V. 22. kai exeplēssonto epi tē didachē autou hēn gar didaskōn autous hōs exousian echōn kai ouch hōs hoi grammateis = “and they were astonished at his teaching, for he taught them as one who had authority, and not as the scribes”: While the scribes were authorities on the law, they did not have authority. They were interpreters or expositors of the word of God; they did not proclaim the word like prophets. The response occurs at the conclusion of Jesus’ Sermon on the Mount (Matt. 7:28-29). The only differences are the specific subject “the crowds” and the possessive “their” scribes at the end. The wording is somewhat abbreviated in Luke’s version of the crowd’s astonishment (Luke 4:32).

V. 23. euthus … anthrōpos en pneumatic akathartō = “immediately … a man with an unclean spirit”: At Mark 3:23-26 Jesus equates the unclean spirits with Satan (and Beelzebul) as one enemy he must conquer.

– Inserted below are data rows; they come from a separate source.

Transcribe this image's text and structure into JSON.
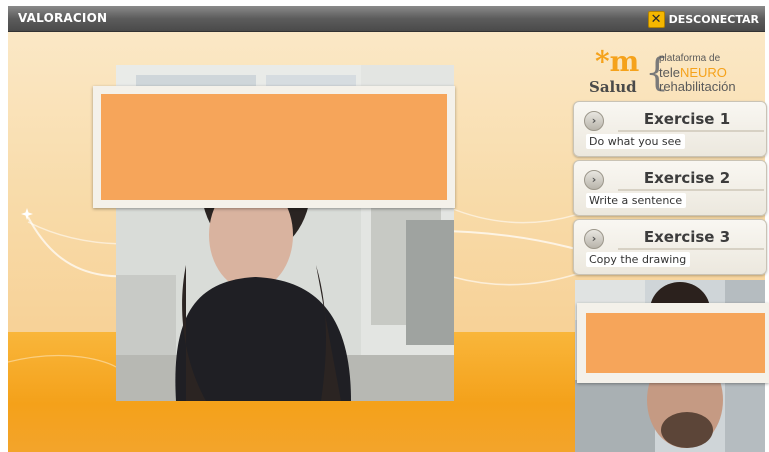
{
  "window": {
    "title": "VALORACION"
  },
  "toolbar": {
    "disconnect_label": "DESCONECTAR",
    "disconnect_icon": "close-x-icon",
    "accent": "#f5b700"
  },
  "logo": {
    "mark": "*m",
    "brand": "Salud",
    "line1": "plataforma de",
    "line2_prefix": "tele",
    "line2_highlight": "NEURO",
    "line3": "rehabilitación"
  },
  "exercises": [
    {
      "title": "Exercise 1",
      "description": "Do what you see"
    },
    {
      "title": "Exercise 2",
      "description": "Write a sentence"
    },
    {
      "title": "Exercise 3",
      "description": "Copy the drawing"
    }
  ],
  "colors": {
    "redaction": "#f6a55a",
    "floor": "#f4a11a",
    "background": "#f8dba9"
  }
}
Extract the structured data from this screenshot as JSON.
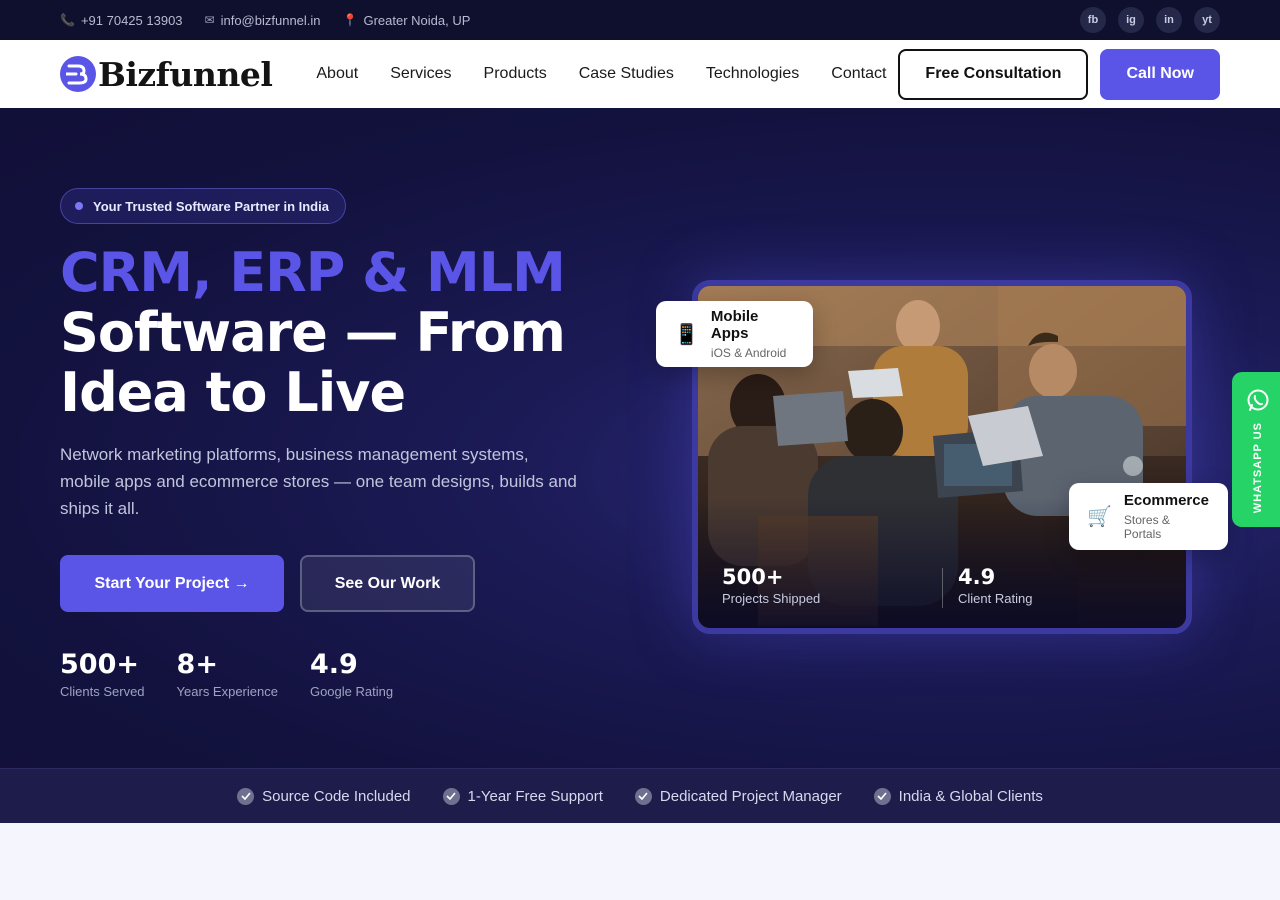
{
  "topbar": {
    "phone": "+91 70425 13903",
    "email": "info@bizfunnel.in",
    "location": "Greater Noida, UP",
    "social": [
      "fb",
      "ig",
      "in",
      "yt"
    ]
  },
  "nav": {
    "logo_text": "Bizfunnel",
    "menu": [
      "About",
      "Services",
      "Products",
      "Case Studies",
      "Technologies",
      "Contact"
    ],
    "consult_label": "Free Consultation",
    "call_label": "Call Now"
  },
  "hero": {
    "badge": "Your Trusted Software Partner in India",
    "title_accent": "CRM, ERP & MLM",
    "title_line2": "Software — From",
    "title_line3": "Idea to Live",
    "lead": "Network marketing platforms, business management systems, mobile apps and ecommerce stores — one team designs, builds and ships it all.",
    "cta_primary": "Start Your Project →",
    "cta_secondary": "See Our Work",
    "stats": [
      {
        "num": "500+",
        "label": "Clients Served"
      },
      {
        "num": "8+",
        "label": "Years Experience"
      },
      {
        "num": "4.9",
        "label": "Google Rating"
      }
    ]
  },
  "image_card": {
    "stats": [
      {
        "num": "500+",
        "label": "Projects Shipped"
      },
      {
        "num": "4.9",
        "label": "Client Rating"
      }
    ]
  },
  "float_cards": {
    "mobile": {
      "title": "Mobile Apps",
      "sub": "iOS & Android",
      "icon": "phone-icon"
    },
    "ecom": {
      "title": "Ecommerce",
      "sub": "Stores & Portals",
      "icon": "cart-icon"
    }
  },
  "whatsapp": {
    "label": "WHATSAPP US"
  },
  "features": [
    "Source Code Included",
    "1-Year Free Support",
    "Dedicated Project Manager",
    "India & Global Clients"
  ],
  "colors": {
    "accent": "#5a55e6",
    "hero_bg": "#13123f",
    "whatsapp": "#25d366"
  }
}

Note the urgency conveyed by the world “immediately.”

V. 24 ti hēmin kai soi = Lit. “what to us and to you”: The expression is a common one when a person (or spirit) is confronted by a person who threatens them; see 1 Kings 17:18; Mark 5:7; the use by Jesus to his mother at John 2:4 is surprising indeed.

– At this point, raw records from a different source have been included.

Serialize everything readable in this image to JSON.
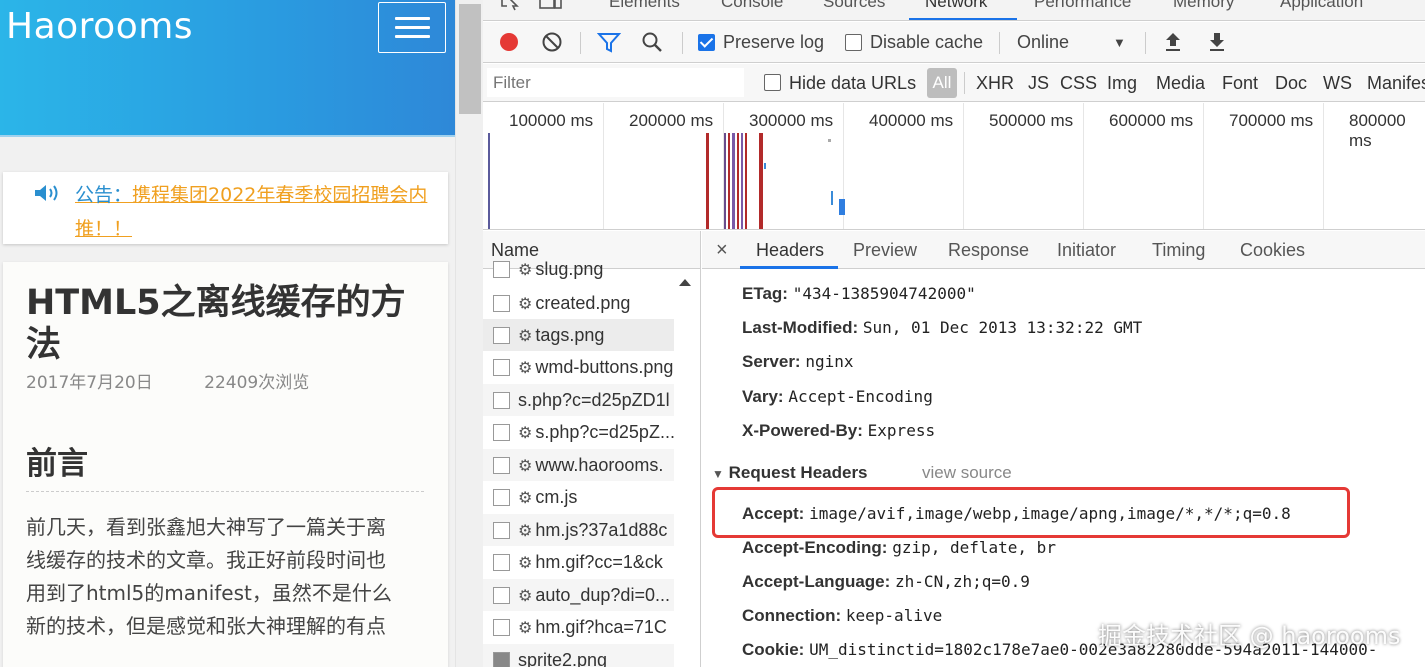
{
  "site": {
    "logo": "Haorooms",
    "notice_prefix": "公告：",
    "notice_text": "携程集团2022年春季校园招聘会内推！！",
    "article_title": "HTML5之离线缓存的方法",
    "article_date": "2017年7月20日",
    "article_views": "22409次浏览",
    "section_title": "前言",
    "body_lines": [
      "前几天，看到张鑫旭大神写了一篇关于离",
      "线缓存的技术的文章。我正好前段时间也",
      "用到了html5的manifest，虽然不是什么",
      "新的技术，但是感觉和张大神理解的有点"
    ]
  },
  "devtools": {
    "tabs": [
      {
        "label": "Elements"
      },
      {
        "label": "Console"
      },
      {
        "label": "Sources"
      },
      {
        "label": "Network"
      },
      {
        "label": "Performance"
      },
      {
        "label": "Memory"
      },
      {
        "label": "Application"
      }
    ],
    "toolbar": {
      "preserve_log": "Preserve log",
      "disable_cache": "Disable cache",
      "throttle": "Online"
    },
    "filter": {
      "placeholder": "Filter",
      "hide_data_urls": "Hide data URLs",
      "all": "All",
      "types": [
        "XHR",
        "JS",
        "CSS",
        "Img",
        "Media",
        "Font",
        "Doc",
        "WS",
        "Manifest"
      ]
    },
    "timeline_ticks": [
      "100000 ms",
      "200000 ms",
      "300000 ms",
      "400000 ms",
      "500000 ms",
      "600000 ms",
      "700000 ms",
      "800000 ms"
    ],
    "request_list": {
      "header": "Name",
      "rows": [
        "slug.png",
        "created.png",
        "tags.png",
        "wmd-buttons.png",
        "s.php?c=d25pZD1l",
        "s.php?c=d25pZ...",
        "www.haorooms.",
        "cm.js",
        "hm.js?37a1d88c",
        "hm.gif?cc=1&ck",
        "auto_dup?di=0...",
        "hm.gif?hca=71C",
        "sprite2.png"
      ]
    },
    "detail_tabs": [
      "Headers",
      "Preview",
      "Response",
      "Initiator",
      "Timing",
      "Cookies"
    ],
    "response_headers": [
      {
        "key": "ETag:",
        "value": "\"434-1385904742000\""
      },
      {
        "key": "Last-Modified:",
        "value": "Sun, 01 Dec 2013 13:32:22 GMT"
      },
      {
        "key": "Server:",
        "value": "nginx"
      },
      {
        "key": "Vary:",
        "value": "Accept-Encoding"
      },
      {
        "key": "X-Powered-By:",
        "value": "Express"
      }
    ],
    "request_headers_title": "Request Headers",
    "view_source": "view source",
    "request_headers": [
      {
        "key": "Accept:",
        "value": "image/avif,image/webp,image/apng,image/*,*/*;q=0.8"
      },
      {
        "key": "Accept-Encoding:",
        "value": "gzip, deflate, br"
      },
      {
        "key": "Accept-Language:",
        "value": "zh-CN,zh;q=0.9"
      },
      {
        "key": "Connection:",
        "value": "keep-alive"
      },
      {
        "key": "Cookie:",
        "value": "UM_distinctid=1802c178e7ae0-002e3a82280dde-594a2011-144000-"
      }
    ]
  },
  "watermark": "掘金技术社区 @ haorooms",
  "colors": {
    "header_blue": "#2a9be0",
    "accent": "#1a73e8",
    "record_red": "#e53935",
    "notice_orange": "#f0a020"
  }
}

V. 25.  epetimēsen autō = “he rebuked him”:  A technical term for putting chaos in its place, that is, controlling its rage against the orderly reign of God.  In the OT, YHWH rebukes the primordial waters (Ps. 104:5-9; Nahum 1:3-5; Ps. 18:15; Isa. 50:2), the armies attacking Jerusalem (Ps. 76:6; Isa. 17:13), the oppressors of the poor (Ps. 9:5), and Satan himself (Zech. 3:1-2). God’s rebuke of the sea monster Leviathan will prove to be the eschatological victory that ushers in God’s kingdom (Isa. 27:1). Jesus rebukes the unclean spirits (here and at 3:12), the raging sea (4:39), and Peter when he plays the role of Satan (8:33)–all agents of the chaos that must be brought under control.  For a fuller discussion see Foster McCurley, Ancient Myths and Biblical Faith (Fortress, 1983, reprint 2007: 11-71)

V. 27. didachē kainē kat exousian = “a new teaching with authority”: Ancient manuscripts differ on how the phrases should be divided, but the point nevertheless is that Jesus’ teaching carries a power that brings to submission the armies of Satan.

V. 27. kat exousian kai tois pneumatic tois akathartois epitassei kai hypakouousin autō = “With authority he commands even the unclean spirits and they obey him”: That the unclean spirits “obey” the commands of Jesus connects with the teaching of the first lesson in which the people will obey the words/commands of the prophet like Moses. Further, Jesus’ extends this authority to cast out demons to the apostles, giving them his authority (exousian) to defeat chaos (see Matt. 10:1)